◆ What is expected
Which lines below mention "ISIS"? Pick each one out.

◆ Input records
- - - - -
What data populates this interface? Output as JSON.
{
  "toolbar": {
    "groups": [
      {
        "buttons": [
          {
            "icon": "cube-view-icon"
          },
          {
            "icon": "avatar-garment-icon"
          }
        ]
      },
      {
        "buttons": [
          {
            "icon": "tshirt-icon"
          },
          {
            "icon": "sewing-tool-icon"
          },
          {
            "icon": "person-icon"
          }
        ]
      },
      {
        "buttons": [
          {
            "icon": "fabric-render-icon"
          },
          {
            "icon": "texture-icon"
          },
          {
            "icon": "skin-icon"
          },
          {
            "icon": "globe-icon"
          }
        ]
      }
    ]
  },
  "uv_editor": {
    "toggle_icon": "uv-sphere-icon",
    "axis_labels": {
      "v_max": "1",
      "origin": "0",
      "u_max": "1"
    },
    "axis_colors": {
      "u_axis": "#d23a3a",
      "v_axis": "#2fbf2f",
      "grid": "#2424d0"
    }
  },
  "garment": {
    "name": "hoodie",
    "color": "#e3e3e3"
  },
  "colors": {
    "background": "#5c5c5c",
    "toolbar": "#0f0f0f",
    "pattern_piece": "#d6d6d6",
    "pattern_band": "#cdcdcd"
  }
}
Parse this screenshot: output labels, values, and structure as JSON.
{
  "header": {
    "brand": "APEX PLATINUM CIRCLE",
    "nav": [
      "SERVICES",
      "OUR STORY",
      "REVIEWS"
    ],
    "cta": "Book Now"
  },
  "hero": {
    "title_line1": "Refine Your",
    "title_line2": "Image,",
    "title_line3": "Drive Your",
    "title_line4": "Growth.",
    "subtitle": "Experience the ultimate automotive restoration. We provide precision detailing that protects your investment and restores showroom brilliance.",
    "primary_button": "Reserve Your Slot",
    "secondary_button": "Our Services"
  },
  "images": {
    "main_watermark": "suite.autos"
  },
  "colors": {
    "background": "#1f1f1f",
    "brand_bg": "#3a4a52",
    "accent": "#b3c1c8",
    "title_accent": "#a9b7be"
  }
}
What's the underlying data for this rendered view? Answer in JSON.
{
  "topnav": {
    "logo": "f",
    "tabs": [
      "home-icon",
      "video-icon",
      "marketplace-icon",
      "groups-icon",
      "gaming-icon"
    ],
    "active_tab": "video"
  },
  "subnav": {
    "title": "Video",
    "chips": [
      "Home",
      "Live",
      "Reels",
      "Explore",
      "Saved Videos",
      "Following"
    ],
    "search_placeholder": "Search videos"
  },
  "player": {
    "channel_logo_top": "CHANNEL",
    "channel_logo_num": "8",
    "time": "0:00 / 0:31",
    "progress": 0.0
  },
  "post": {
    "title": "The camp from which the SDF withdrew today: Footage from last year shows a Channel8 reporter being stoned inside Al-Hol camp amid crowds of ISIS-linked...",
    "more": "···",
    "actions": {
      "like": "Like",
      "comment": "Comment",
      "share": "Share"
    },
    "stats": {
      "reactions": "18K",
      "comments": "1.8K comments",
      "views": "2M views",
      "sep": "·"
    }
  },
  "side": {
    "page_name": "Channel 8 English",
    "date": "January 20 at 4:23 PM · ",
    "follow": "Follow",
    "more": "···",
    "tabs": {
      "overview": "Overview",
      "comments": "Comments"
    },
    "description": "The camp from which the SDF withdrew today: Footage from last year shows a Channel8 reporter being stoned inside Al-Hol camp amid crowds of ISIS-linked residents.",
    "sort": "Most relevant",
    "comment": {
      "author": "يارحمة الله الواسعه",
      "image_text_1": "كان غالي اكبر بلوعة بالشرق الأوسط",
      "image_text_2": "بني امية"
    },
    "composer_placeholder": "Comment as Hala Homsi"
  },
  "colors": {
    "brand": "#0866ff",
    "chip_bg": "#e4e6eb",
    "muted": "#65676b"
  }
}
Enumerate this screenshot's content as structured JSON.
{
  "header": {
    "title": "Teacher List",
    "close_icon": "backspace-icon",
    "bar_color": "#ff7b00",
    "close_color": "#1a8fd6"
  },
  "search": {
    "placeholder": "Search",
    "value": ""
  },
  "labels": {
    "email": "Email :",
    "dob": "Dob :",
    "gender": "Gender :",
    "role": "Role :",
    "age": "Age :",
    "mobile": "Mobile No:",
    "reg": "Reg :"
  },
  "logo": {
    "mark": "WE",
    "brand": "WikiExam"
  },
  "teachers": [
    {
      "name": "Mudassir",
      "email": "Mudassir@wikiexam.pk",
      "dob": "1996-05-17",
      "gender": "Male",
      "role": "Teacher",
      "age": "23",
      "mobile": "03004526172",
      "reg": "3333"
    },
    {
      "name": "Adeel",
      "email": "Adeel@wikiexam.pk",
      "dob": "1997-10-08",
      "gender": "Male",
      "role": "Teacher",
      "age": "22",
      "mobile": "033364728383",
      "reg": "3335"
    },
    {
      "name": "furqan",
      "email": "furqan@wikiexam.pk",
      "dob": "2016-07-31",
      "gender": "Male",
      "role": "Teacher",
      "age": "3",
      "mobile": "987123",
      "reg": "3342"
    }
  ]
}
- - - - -
◆ Reply
    "title": "The camp from which the SDF withdrew today: Footage from last year shows a Channel8 reporter being stoned inside Al-Hol camp amid crowds of ISIS-linked...",
    "description": "The camp from which the SDF withdrew today: Footage from last year shows a Channel8 reporter being stoned inside Al-Hol camp amid crowds of ISIS-linked residents.",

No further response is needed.